## About this exercise:
State how many lines in the records below contain the string "ListNode", and give nothing besides that number.

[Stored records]

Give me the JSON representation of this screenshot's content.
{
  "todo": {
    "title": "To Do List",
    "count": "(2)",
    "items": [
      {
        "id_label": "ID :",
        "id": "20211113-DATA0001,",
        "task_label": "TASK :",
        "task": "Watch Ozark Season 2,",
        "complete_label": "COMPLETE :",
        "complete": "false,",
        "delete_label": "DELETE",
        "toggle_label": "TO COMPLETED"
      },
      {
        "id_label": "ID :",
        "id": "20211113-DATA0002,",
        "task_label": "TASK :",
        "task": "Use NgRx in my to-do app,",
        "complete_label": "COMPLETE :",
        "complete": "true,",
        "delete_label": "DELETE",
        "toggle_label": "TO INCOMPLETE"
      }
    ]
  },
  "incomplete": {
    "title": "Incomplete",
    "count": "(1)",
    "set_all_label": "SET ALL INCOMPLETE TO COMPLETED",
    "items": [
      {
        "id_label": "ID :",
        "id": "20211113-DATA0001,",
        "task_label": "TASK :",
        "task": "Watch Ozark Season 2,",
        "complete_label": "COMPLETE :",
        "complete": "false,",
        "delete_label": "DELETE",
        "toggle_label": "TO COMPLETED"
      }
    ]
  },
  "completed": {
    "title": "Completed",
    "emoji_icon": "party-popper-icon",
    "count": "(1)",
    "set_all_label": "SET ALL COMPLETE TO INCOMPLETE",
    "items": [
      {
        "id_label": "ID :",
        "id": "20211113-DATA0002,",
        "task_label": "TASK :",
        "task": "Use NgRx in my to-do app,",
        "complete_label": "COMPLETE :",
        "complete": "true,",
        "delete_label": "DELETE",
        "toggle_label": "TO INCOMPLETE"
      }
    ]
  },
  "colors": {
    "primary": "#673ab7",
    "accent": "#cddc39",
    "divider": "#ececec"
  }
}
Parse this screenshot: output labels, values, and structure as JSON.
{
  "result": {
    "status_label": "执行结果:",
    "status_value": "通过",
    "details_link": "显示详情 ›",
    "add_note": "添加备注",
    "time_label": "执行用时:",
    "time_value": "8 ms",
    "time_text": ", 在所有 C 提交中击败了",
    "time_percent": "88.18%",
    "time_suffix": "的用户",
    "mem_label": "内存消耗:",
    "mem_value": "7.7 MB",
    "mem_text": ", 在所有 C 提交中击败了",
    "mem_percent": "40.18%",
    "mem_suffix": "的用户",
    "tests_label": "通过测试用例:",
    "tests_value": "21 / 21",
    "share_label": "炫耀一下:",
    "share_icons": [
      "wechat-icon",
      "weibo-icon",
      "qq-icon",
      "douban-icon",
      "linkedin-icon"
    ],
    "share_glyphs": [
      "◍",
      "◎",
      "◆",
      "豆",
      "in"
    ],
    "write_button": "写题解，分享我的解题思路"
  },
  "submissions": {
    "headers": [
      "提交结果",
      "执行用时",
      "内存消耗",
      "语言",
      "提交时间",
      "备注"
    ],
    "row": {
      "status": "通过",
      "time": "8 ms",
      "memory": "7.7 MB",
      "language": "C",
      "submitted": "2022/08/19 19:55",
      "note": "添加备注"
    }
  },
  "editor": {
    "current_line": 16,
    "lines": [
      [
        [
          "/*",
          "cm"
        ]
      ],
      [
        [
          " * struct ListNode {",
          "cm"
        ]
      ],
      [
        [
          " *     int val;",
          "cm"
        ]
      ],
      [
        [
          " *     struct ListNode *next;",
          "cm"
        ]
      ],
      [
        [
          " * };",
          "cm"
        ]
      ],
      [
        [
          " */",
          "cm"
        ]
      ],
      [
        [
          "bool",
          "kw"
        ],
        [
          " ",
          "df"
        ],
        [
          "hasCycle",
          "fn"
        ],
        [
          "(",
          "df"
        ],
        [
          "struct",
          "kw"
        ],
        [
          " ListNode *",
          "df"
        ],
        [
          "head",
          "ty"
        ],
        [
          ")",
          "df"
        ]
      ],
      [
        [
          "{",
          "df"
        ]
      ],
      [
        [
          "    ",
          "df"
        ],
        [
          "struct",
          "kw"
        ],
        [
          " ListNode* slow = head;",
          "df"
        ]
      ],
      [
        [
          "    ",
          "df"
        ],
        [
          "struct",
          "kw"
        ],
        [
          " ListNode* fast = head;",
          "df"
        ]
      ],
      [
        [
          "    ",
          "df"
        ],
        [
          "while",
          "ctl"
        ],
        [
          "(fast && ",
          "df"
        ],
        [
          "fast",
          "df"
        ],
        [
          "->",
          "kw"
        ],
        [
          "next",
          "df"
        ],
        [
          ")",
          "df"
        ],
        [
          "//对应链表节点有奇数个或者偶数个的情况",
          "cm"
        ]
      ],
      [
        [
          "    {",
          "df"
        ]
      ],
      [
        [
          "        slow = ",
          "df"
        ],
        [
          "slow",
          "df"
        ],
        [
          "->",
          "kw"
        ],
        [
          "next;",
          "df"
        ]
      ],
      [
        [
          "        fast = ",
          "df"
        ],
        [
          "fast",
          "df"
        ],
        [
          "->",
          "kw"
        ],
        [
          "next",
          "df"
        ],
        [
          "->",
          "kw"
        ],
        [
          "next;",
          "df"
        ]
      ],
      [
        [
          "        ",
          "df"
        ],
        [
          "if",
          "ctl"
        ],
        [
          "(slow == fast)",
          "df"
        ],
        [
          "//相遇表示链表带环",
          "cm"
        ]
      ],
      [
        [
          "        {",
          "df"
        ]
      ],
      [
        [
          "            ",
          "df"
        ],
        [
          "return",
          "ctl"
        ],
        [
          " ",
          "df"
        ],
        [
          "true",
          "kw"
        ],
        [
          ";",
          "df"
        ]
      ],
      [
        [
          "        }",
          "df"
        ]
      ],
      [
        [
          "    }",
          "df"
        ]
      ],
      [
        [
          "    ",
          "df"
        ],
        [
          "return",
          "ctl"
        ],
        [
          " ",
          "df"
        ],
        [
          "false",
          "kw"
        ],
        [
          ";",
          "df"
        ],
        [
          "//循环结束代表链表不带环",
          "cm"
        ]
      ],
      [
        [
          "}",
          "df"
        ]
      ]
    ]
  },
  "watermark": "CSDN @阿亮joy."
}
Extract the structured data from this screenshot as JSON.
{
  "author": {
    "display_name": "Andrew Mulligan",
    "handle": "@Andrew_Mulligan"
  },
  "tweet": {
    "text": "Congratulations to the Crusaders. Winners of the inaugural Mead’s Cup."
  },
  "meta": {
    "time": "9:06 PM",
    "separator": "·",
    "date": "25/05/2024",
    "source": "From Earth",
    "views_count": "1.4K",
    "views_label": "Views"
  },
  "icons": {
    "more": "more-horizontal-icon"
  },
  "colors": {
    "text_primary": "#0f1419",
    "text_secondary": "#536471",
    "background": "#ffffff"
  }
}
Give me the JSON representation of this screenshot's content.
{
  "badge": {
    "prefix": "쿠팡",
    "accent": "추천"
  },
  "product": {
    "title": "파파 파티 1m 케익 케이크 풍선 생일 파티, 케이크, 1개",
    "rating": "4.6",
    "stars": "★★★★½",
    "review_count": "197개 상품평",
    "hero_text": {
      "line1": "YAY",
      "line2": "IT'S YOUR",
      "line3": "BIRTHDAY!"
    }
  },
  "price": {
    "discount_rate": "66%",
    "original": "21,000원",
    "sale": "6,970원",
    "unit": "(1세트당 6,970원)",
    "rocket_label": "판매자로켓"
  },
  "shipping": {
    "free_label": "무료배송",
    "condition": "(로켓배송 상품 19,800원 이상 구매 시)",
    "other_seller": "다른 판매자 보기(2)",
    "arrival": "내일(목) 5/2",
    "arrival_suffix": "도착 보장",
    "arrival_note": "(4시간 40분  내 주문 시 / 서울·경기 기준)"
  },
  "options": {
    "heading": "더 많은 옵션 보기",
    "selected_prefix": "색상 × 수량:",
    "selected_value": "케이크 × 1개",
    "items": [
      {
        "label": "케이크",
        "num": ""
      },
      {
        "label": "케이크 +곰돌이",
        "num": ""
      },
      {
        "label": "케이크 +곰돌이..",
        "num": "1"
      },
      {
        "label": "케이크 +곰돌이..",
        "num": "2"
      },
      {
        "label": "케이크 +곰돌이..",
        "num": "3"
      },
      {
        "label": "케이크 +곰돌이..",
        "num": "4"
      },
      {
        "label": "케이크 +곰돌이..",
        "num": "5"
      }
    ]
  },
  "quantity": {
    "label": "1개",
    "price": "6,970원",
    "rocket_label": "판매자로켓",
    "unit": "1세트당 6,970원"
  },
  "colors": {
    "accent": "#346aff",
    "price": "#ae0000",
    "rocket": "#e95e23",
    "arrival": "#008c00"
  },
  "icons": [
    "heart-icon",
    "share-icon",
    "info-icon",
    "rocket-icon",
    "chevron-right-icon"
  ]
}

## Task response:
5